Lines 120-220 are the machine language routine which is stored in Page Six of memory. Also used are seven bytes of the cassette buffer (1021-1026, 1028) and two Page Zero bytes (208,209). These bytes function as shown in Figure 2.
The BASIC program first asks for the initial value of the countdown timer, which can be up to 250 seconds. The total number of jiffies is calculated at line 40. This value is changed into low-byte/high-byte format and POKEd into locations 1025 and 1026. The timer active flag is also set to zero. When the program is RUN, the time will be displayed in the lower right corner of the text window. At lines 50 and 60, the position of the text window is determined and the address of the MINUTES display is POKEd into locations 208-209. The timer routine automatically enables timer five in line 70. Here, the timer routine is linked to the vertical blank interrupt.
Finally, location 558, the flag byte, is monitored for a zero value in line 90. This is the signal that timer five has run out. Before checking the flag byte, a short delay is used in line 80 to allow the OS to set up and enable the timer.
FIGURE 2 Memory Locations Function 208-209 Contains the desired starting location of the timer display in lo-byte/hi-byte format. Set by Basic. 1021 Timer active flag. BASIC initializes it to zero to indicate that the timer must be enabled. Enabling is done automatically by the routine. 1022-1024 Used internally by the timer routine. 1025-1026 BASIC stores the total countdown time (in jiffies) here. The value is stored in lo-byte/hi-byte format. 1028 A delay counter. Used internally by the timer routine.
Listing 3 uses the real-time clock at locations 18-20. In this case, the lowest two bytes (19, 20) are used, which limits the timer to 4 minutes, 15 seconds.
Again, the routine is stored in Page Six. Location 1027 holds the task done flag. Initially set to zero, BASIC stores a positive number here when the task is completed, signaling the timer routine which is monitoring this location for a positive number.
A modified display list is used to insert a Graphics 2 text line between the Graphics 7 lines and the text window. Calculations in lines 30 and 40 place the timer display in the middle of the Graphics 2 line. By storing the starting address of the timer display in locations 208-209, the programmer can point the display to any text line on the display list.
The program is designed to monitor the time required to plot the function R = COS(4 * Q) in Graphics 7. This is to demonstrate that BASIC is not significantly slowed by machine language timers. Listing 5 lets BASIC perform all of the timer functions without the help of machine language. RUN the two programs and compare results. Here are some sample results:
Time In Seconds No Timer 168 Machine Language Timer 168 BASIC Timer 218
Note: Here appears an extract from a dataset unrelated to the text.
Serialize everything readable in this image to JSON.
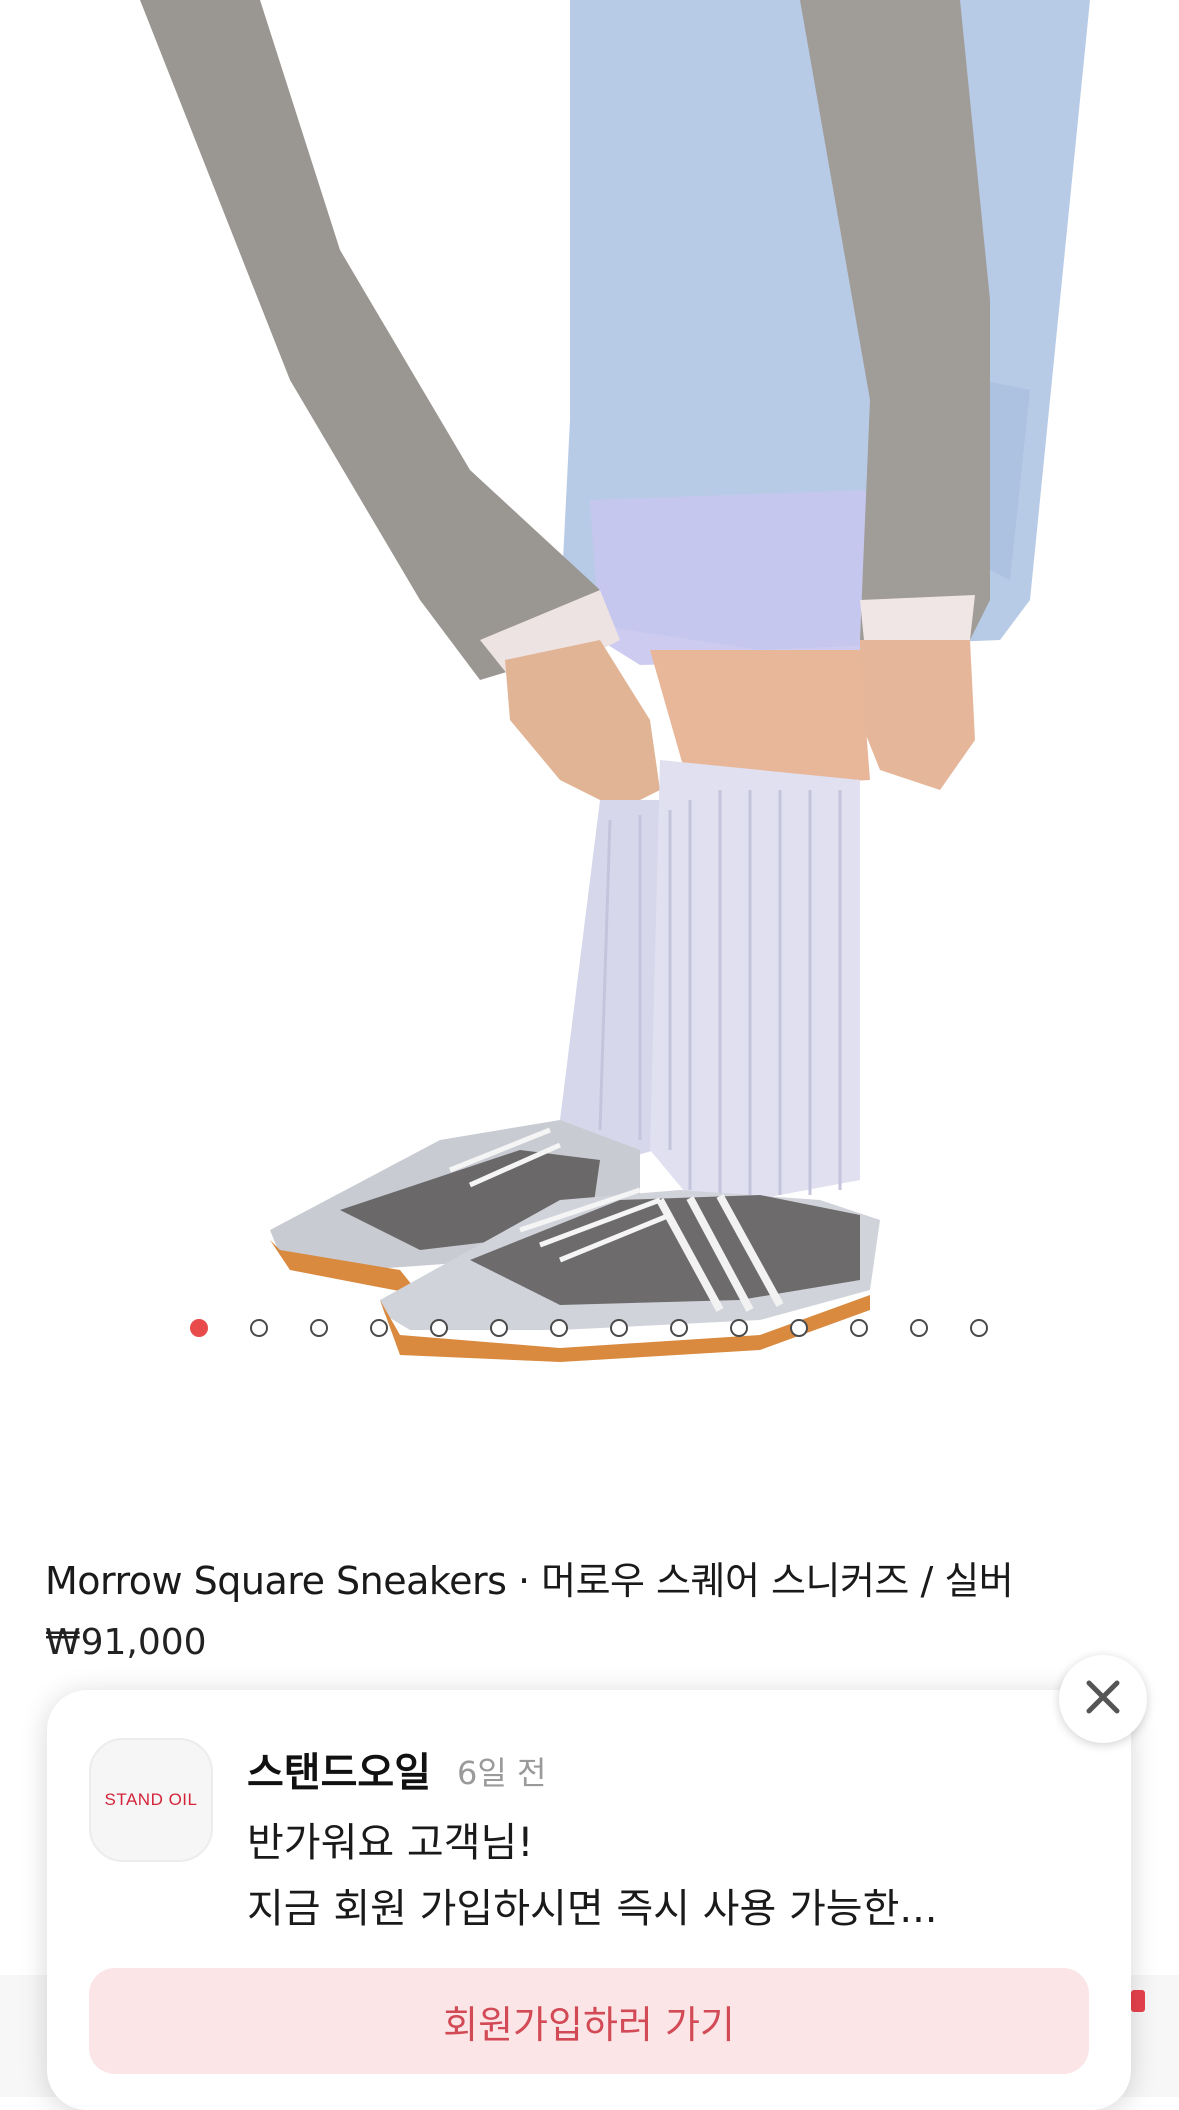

As you can see, the machine language timer ran significantly faster; and ran less than a second slower than the same program without a timer.
Although these routines are running every sixtieth of a second during the VBI, to increase efficiency the calculation and printing of time is done only every sixth of a second. Since the minimum time increment displayed is one second, there is no need to update the display more frequently.
A delay counter at location 1028 is used to track our display update. A 10 is initially stored there and every VBI decreases the contents of this location by one. The time is calculated and printed only when the delay counter reaches zero.
To change the printing frequency, replace the 10 with your own number in line 160 of listing 1 and line 140 in listing 3.
Fred Pinho of Valley Cottage, New York is a biochemical research engineer a part-time tennis pro and a regular contributor to Antic.